Task description: Could you copy out all of the records below exactly, leaving out every picture?
BEGIN Input data
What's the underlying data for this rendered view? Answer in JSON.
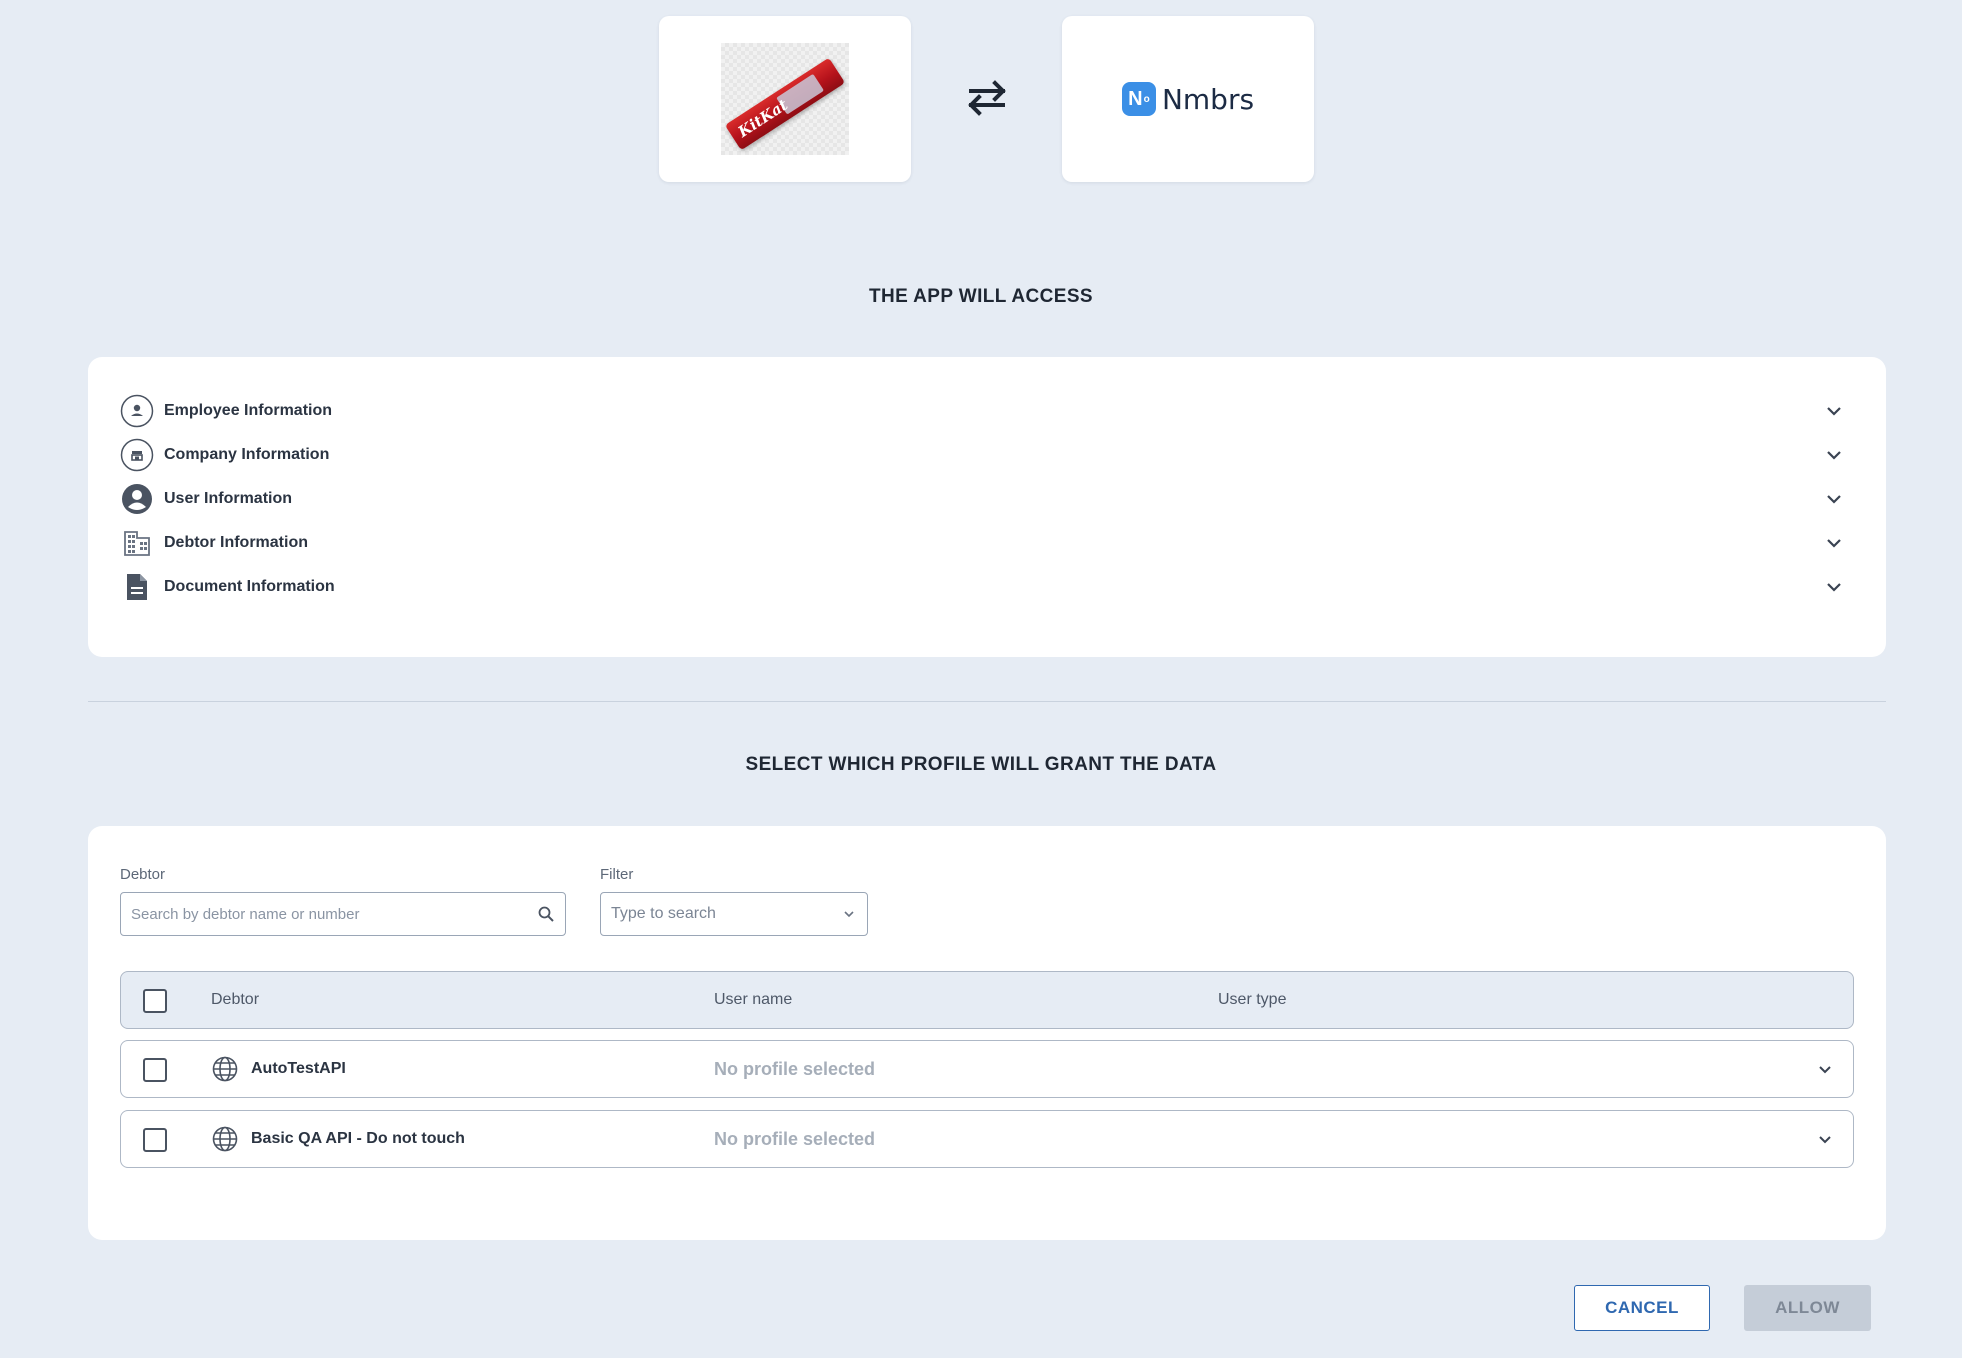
{
  "header": {
    "app_logo": {
      "icon": "kitkat-product-image",
      "label": "KitKat"
    },
    "swap_icon": "swap-arrows-icon",
    "partner_logo": {
      "mark": "N",
      "mark_sup": "o",
      "name": "Nmbrs",
      "color": "#3b8fe6"
    }
  },
  "access": {
    "title": "THE APP WILL ACCESS",
    "items": [
      {
        "label": "Employee Information",
        "icon": "person-circle-icon"
      },
      {
        "label": "Company Information",
        "icon": "company-circle-icon"
      },
      {
        "label": "User Information",
        "icon": "account-circle-icon"
      },
      {
        "label": "Debtor Information",
        "icon": "building-icon"
      },
      {
        "label": "Document Information",
        "icon": "document-icon"
      }
    ]
  },
  "profile": {
    "title": "SELECT WHICH PROFILE WILL GRANT THE DATA",
    "debtor_field": {
      "label": "Debtor",
      "placeholder": "Search by debtor name or number"
    },
    "filter_field": {
      "label": "Filter",
      "placeholder": "Type to search"
    },
    "table": {
      "headers": {
        "debtor": "Debtor",
        "user_name": "User name",
        "user_type": "User type"
      },
      "rows": [
        {
          "debtor": "AutoTestAPI",
          "profile": "No profile selected",
          "checked": false
        },
        {
          "debtor": "Basic QA API - Do not touch",
          "profile": "No profile selected",
          "checked": false
        }
      ]
    }
  },
  "actions": {
    "cancel": "CANCEL",
    "allow": "ALLOW"
  },
  "colors": {
    "background": "#e6ecf4",
    "primary": "#2f68b0",
    "disabled": "#c5cdd8"
  }
}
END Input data
Output for this exercise:
What's the underlying data for this rendered view? Answer in JSON.
{
  "header": {
    "app_logo": {
      "icon": "kitkat-product-image",
      "label": "KitKat"
    },
    "swap_icon": "swap-arrows-icon",
    "partner_logo": {
      "mark": "N",
      "mark_sup": "o",
      "name": "Nmbrs",
      "color": "#3b8fe6"
    }
  },
  "access": {
    "title": "THE APP WILL ACCESS",
    "items": [
      {
        "label": "Employee Information",
        "icon": "person-circle-icon"
      },
      {
        "label": "Company Information",
        "icon": "company-circle-icon"
      },
      {
        "label": "User Information",
        "icon": "account-circle-icon"
      },
      {
        "label": "Debtor Information",
        "icon": "building-icon"
      },
      {
        "label": "Document Information",
        "icon": "document-icon"
      }
    ]
  },
  "profile": {
    "title": "SELECT WHICH PROFILE WILL GRANT THE DATA",
    "debtor_field": {
      "label": "Debtor",
      "placeholder": "Search by debtor name or number"
    },
    "filter_field": {
      "label": "Filter",
      "placeholder": "Type to search"
    },
    "table": {
      "headers": {
        "debtor": "Debtor",
        "user_name": "User name",
        "user_type": "User type"
      },
      "rows": [
        {
          "debtor": "AutoTestAPI",
          "profile": "No profile selected",
          "checked": false
        },
        {
          "debtor": "Basic QA API - Do not touch",
          "profile": "No profile selected",
          "checked": false
        }
      ]
    }
  },
  "actions": {
    "cancel": "CANCEL",
    "allow": "ALLOW"
  },
  "colors": {
    "background": "#e6ecf4",
    "primary": "#2f68b0",
    "disabled": "#c5cdd8"
  }
}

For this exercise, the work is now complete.